Why was a plant created to do this? The answer has several levels. The direct benefit to the plant comes from feeding microbes. Bacteria, fungi, and all the hundreds of other life forms in the soil depend on the sugars plants provide for an energy source. Many minerals are made available to plants by the soil microbes, so it’s a two-way street. Plants provide the sugar to the microbes; microbes provide minerals to the plants. Neither one can function without the other. With the use of soluble, man-made fertilizers, it is possible to grow plants without microbial-supplied minerals, but these plants are never as healthy or as nutritious a food source as those grown in healthy soil.
You may have heard of carnivorous plants, such as a Venus fly trap, which trap and consume insects. But do you know that almost all plants consume bacteria? This information was newly discovered less than ten years ago. Plant root tips take in whole bacteria, absorb most of the mineral nutrition from this bacteria, and then pop the shrunken bacteria back out into the soil. At each site where the bacteria pop out, a root hair grows. This probably explains the reason that plants tend to grow a lot more root hairs in healthy, living soil. This process is called rhizophagy.
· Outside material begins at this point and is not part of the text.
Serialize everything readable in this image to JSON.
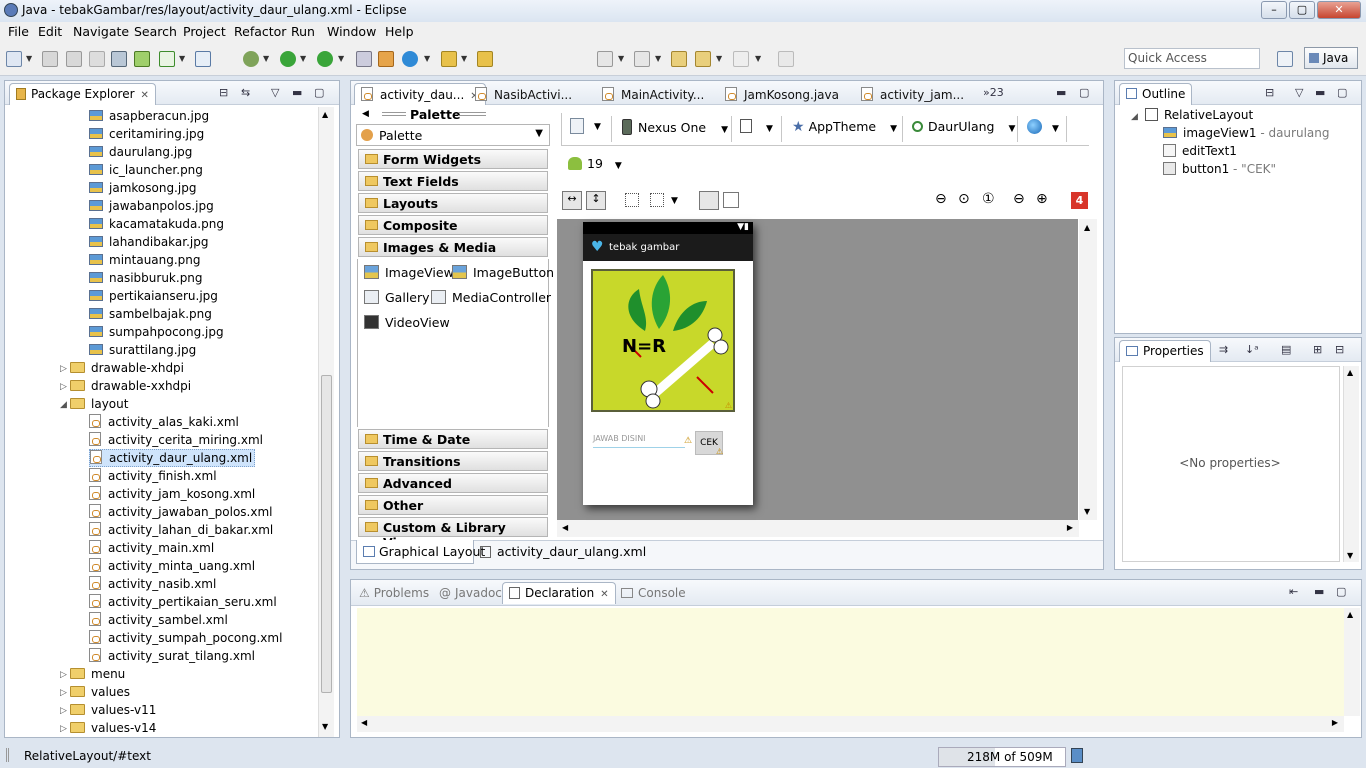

Another reason plants were created to push carbon in the form of sugar into the soil is the importance of carbon within the soil. Carbon is the biggest part of what we call organic matter in the soil. Some organic matter comes from decayed plants, but, in a healthy system, a good portion of it comes directly from living plants in the form of root exudates. Organic matter is very important to soil structure and water-holding capacity. Organic matter is the difference between dirt and soil. In most areas, dirt (minerals without organic matter) can hold very little water, so the rainfall either runs over the surface and leaves, or soaks through, out of reach of most plant roots. The organic matter in our garden soil is crucial for holding moisture. It is also very important for providing habitat and food for all the microbes. As we’ve already mentioned, microbes are very important for feeding the plants. It all functions together in a beautiful system if everything is in place.
How can we be good stewards of the Creator’s intricate system?
There are several practical things that help build carbon in our garden soils. Number one is to keep the soil covered as much as possible with living, growing plants. Water as necessary and provide fertilizer if the soil has not yet reached a level of functional health to be self-sustaining. Gardens with living soil that has plenty of cycling carbon seldom need additional fertilizer inputs.
Tillage can be detrimental to building carbon levels in our soil. Disturbed soil rapidly breaks down stored carbon and releases carbon dioxide. This is not all bad when there are good-sized plants surrounding the soil to take the carbon dioxide back in through photosynthesis. Overall, it is better to use mulches instead of tilling for weed control. Some bare soil and shallow tillage may be necessary in northern areas to allow the soil to warm faster. The warmer and dryer the climate, the more carefully you should avoid tilling soil.